Rescuers remain worried about hills affected by wildfires in the past, fearing that the soil, which is no longer supported by roots, could be swept away.
Weather forecasts project that the storm will move east and head towards Nevada and Arizona. - RT.
Rain Soaks California Threatening More Flooding and Mudslides
The main storm track will send the bulk of the energy into California, the site of last week's worst weather.
This means another round of drenching rainfall, gusty winds and snow in the higher terrain, although the intensity is not expected to reach that of last week's storm.
"This next Pacific storm looks less severe than the previous storm," said AccuWeather Storm Warning Meteorologist Alex Avalos.
Despite this storm being slightly weaker, the threat for flooding and mudslides will be renewed.
"Heavy rain will pose the threat for mudslides in the higher elevations where loose soil from the previous event and burn scars are prevalent," added Avalos.
Travel delays will also be quite common through this week. Mudslides will not only bring the threat for debris-filled roadways, but flooding could washout some roadways also. Folks will want to be on alert for road closures and should have alternative routes planned.

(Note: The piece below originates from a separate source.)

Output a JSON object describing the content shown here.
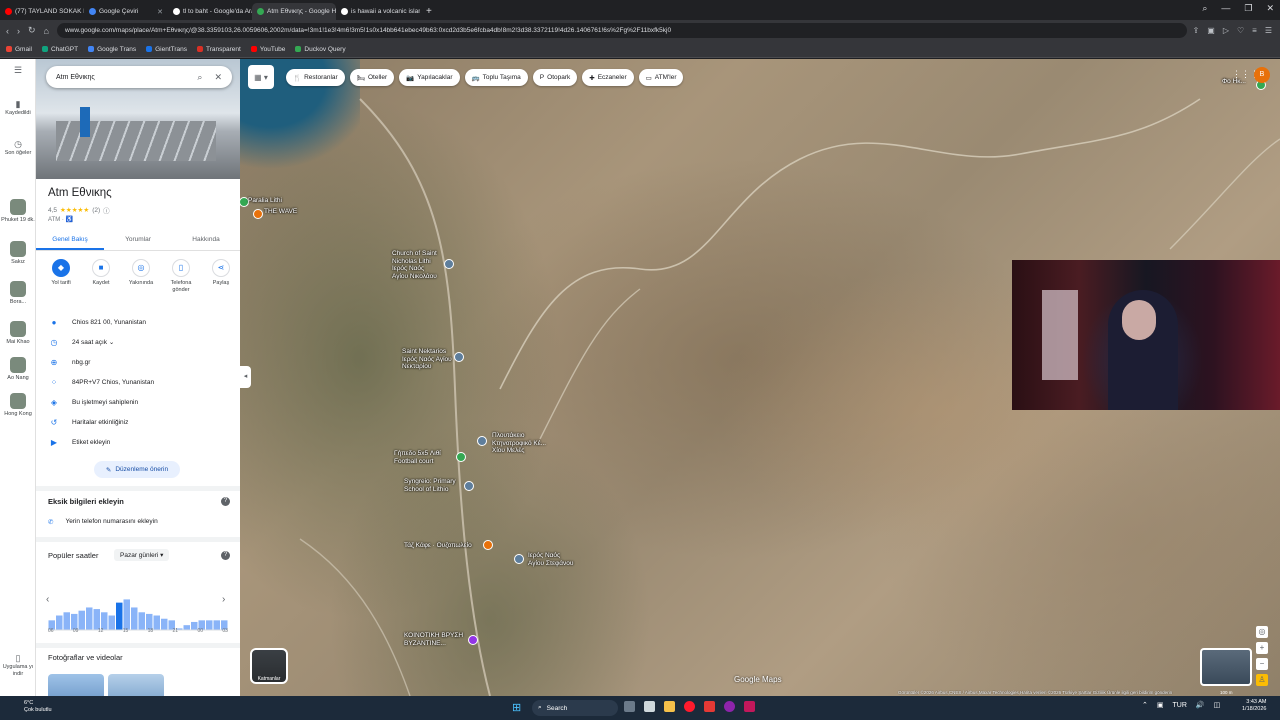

For those taking to the air, some of the major hubs on the West Coast will be under delays due to the rain and wind.
The first round of heavy rain will target the Bay area, as well as much of central and northern California through Monday night.
San Francisco was hit hard with rain this past Thursday, measuring 3.43 inches. Thursday's rainfall surpassed the amount of rain that the city received all of last year (3.38 inches).
The first storm this week could bring another couple of inches to San Francisco and areas northward into northern California.
Episodes of rain will also push south into Los Angeles and San Diego Monday night into early Wednesday.
This storm system will likely last longer than last week's storm keeping the rain around through the middle of the week. Part of the reason will be because of a second pulse of moisture that will move through.
"Most regions will get 1 to 3 inches of rainfall, with any accumulating snow generally above 5,000 feet," said Avalos.
Know when the snow will affect your location by using AccuWeather's MinuteCast®. It has the minute-by-minute forecast for your exact location. Type your city name, select MinuteCast, and input your street address. On mobile, you can also use your GPS location.
That snow could cause disruptions across some of the higher passes, including Donner Pass. Parts of the Sierra may get over a foot of snow.
Gusty winds will accompany the rain and may put some communities in the dark, although widespread power outages are not expected.
Another storm system will arrive towards the end of the week, entering the region farther north across Washington and Oregon and eventually diving down into California late Friday and into Saturday.
The storm track will continue to push farther north through the weekend and into next week, which will keep the bulk of the storms north of California and mainly into Oregon, Washington and British Columbia for Christmas week.
Despite flooding and mudslides, this stretch of unsettled weather will have helped the region in some ways as well.
"Before the rainy pattern takes a break, cumulative rainfall will have taken a huge slice out of the long-term drought," said AccuWeather.com Meteorologist Alex Sosnowski. - AccuWeather.